This cruel practice continued under the Tughlaks around 14th century. Elephant drivers rode those animals and when a victim was thrown before them, they would toss him up and then catch him with their tusks and throw him between forefeet while he lies on his breasts. They would either leave the person alone or tear him to pieces by means of irons fixed, according to orders of the Mahout as dictated by the Sultan.
This type of punishment was in vogue in Gujarat in the 15th century. Ahmad Shah (1433-41) during his reign executed several rebels who had unfortunately fallen into his hands by casting them under the feet of elephants. This also continued in the Vijayanagara Empire between the 15th and 17th centuries. The emperors of this kingdom ordered criminals to be cast down before the feet of an elephant so that its knees, trunk or tusks may kill them.
This practice continued during the reign of Krishnadevaraya, The Great, (1509-30) for among the sculptures of his reign, there is a fine one depicting this kind of a punishment, in Hampi. The Muslim Sultans of Bijapur and Golconda also followed this wicked practice. In 1557, at Bijapur, the, Ibrahim Adil Shah, indulged into heavy drinking and relations with woman of low character.
This afflicted him to many disorders, which many of his doctors could not cure. So he beheaded some and ordered others to be trodden on by elephants, that many of the medical practitioners in the country fled to other areas. The Mughals adopted this nefarious act for their own convenience. Emperor Jahangir took a sadistic delight in witnessing such barbarous executions. In the 17th century the Marathas followed this usage. The emperor Santaji Ghorpade (1764-94) has a weakness for this fatal punishment and, for the slightest error; he would order an offender to be crushed under the feet of an elephant.
Even in the 18th century this disgusting type of punishment was adopted by Tipu to suppress a revolt at Seringapatnam. He barbarously punished the conspirators. Many of the prisoners were impaled and the English prisoners dragged to death by means of elephants or hanged after having their ears and noses cut off!
Flaying alive was a practice known in India from the hoary past. It is recorded in Indian mythology, Indian history and Buddhist literature. It appears rather fictitious but its authenticity cannot be doubted. In the Mahabharata, this practice is well known. Yudhisthtira’s asvemedha horse was moving from place to place and any one who is capable of bringing it under control should go for a fight. Sudhanvan’s father controlled it and he sought the help of his son for the combat. But Sudhanvan was playing with his wife and did not go for his father’s rescue. So his father ordered him to be thrown into a cauldron of boiling oil. But since he was a great devotee he came out unscathed.

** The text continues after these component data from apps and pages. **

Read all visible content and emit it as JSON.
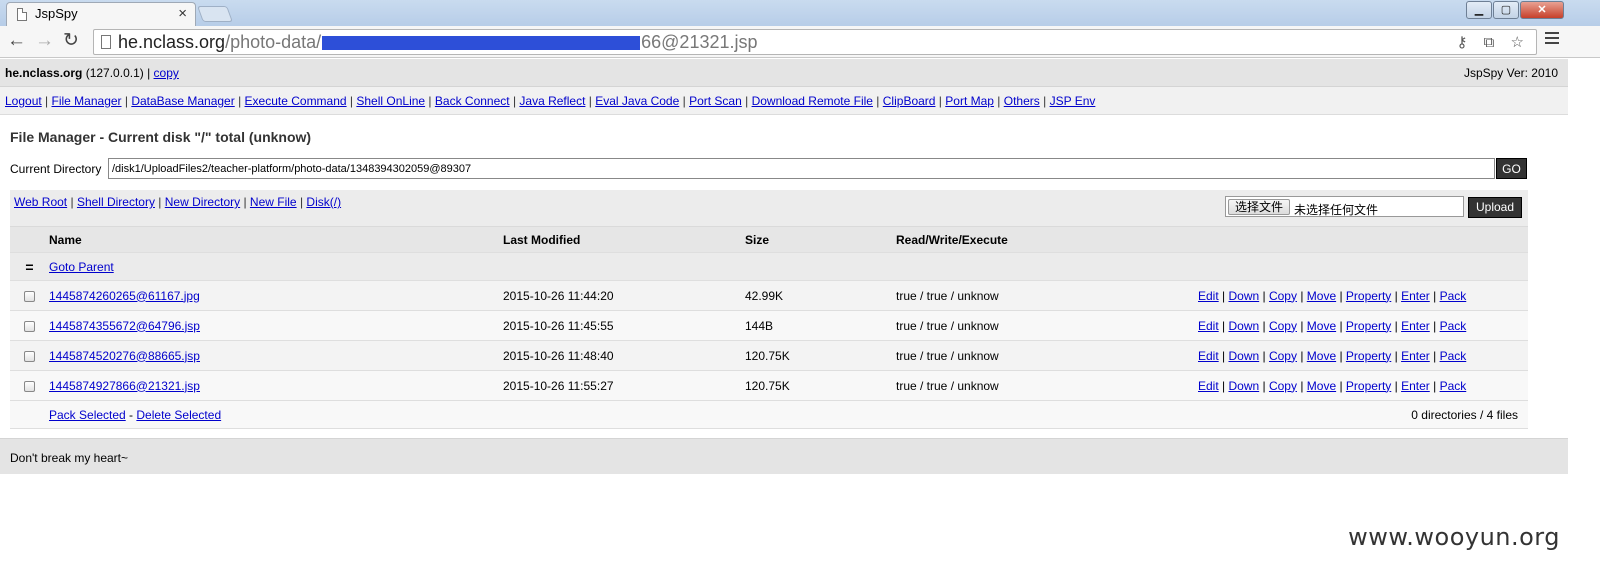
{
  "browser": {
    "tab_title": "JspSpy",
    "tab_close": "×",
    "url_host": "he.nclass.org",
    "url_path_prefix": "/photo-data/",
    "url_tail": "66@21321.jsp",
    "window_controls": {
      "min": "▁",
      "max": "▢",
      "close": "✕"
    },
    "nav_icons": {
      "back": "←",
      "forward": "→",
      "reload": "↻"
    },
    "omnibox_icons": "⚷ ⧉ ☆"
  },
  "header": {
    "host": "he.nclass.org",
    "ip": " (127.0.0.1) | ",
    "copy_label": "copy",
    "version": "JspSpy Ver: 2010"
  },
  "menu": [
    "Logout",
    "File Manager",
    "DataBase Manager",
    "Execute Command",
    "Shell OnLine",
    "Back Connect",
    "Java Reflect",
    "Eval Java Code",
    "Port Scan",
    "Download Remote File",
    "ClipBoard",
    "Port Map",
    "Others",
    "JSP Env"
  ],
  "file_manager": {
    "title": "File Manager - Current disk \"/\" total (unknow)",
    "current_dir_label": "Current Directory",
    "current_dir_value": "/disk1/UploadFiles2/teacher-platform/photo-data/1348394302059@89307",
    "go_label": "GO",
    "quick_links": [
      "Web Root",
      "Shell Directory",
      "New Directory",
      "New File",
      "Disk(/)"
    ],
    "choose_file_label": "选择文件",
    "no_file_label": "未选择任何文件",
    "upload_label": "Upload",
    "columns": {
      "name": "Name",
      "modified": "Last Modified",
      "size": "Size",
      "rwx": "Read/Write/Execute"
    },
    "parent_marker": "=",
    "parent_label": "Goto Parent",
    "files": [
      {
        "name": "1445874260265@61167.jpg",
        "modified": "2015-10-26 11:44:20",
        "size": "42.99K",
        "rwx": "true / true / unknow"
      },
      {
        "name": "1445874355672@64796.jsp",
        "modified": "2015-10-26 11:45:55",
        "size": "144B",
        "rwx": "true / true / unknow"
      },
      {
        "name": "1445874520276@88665.jsp",
        "modified": "2015-10-26 11:48:40",
        "size": "120.75K",
        "rwx": "true / true / unknow"
      },
      {
        "name": "1445874927866@21321.jsp",
        "modified": "2015-10-26 11:55:27",
        "size": "120.75K",
        "rwx": "true / true / unknow"
      }
    ],
    "actions": [
      "Edit",
      "Down",
      "Copy",
      "Move",
      "Property",
      "Enter",
      "Pack"
    ],
    "pack_selected": "Pack Selected",
    "delete_selected": "Delete Selected",
    "footer_dash": " - ",
    "count_text": "0 directories / 4 files"
  },
  "footer_text": "Don't break my heart~",
  "watermark": "www.wooyun.org"
}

This usage is clearly specified in the Pali literature. It can also traced in the Mahavamso, assigned to the 4th century. It also appears in the Rasavahini, a collection of folk-tales of the times of Emperor Asoka. This also finds its place in the Buddhist Milinda Panho belonging to the 2nd century. This practice of flaying men alive into cauldrons of boiling oil was not confined to the Hindus and the Buddhists but was also faithfully adopted by the Muslims as well.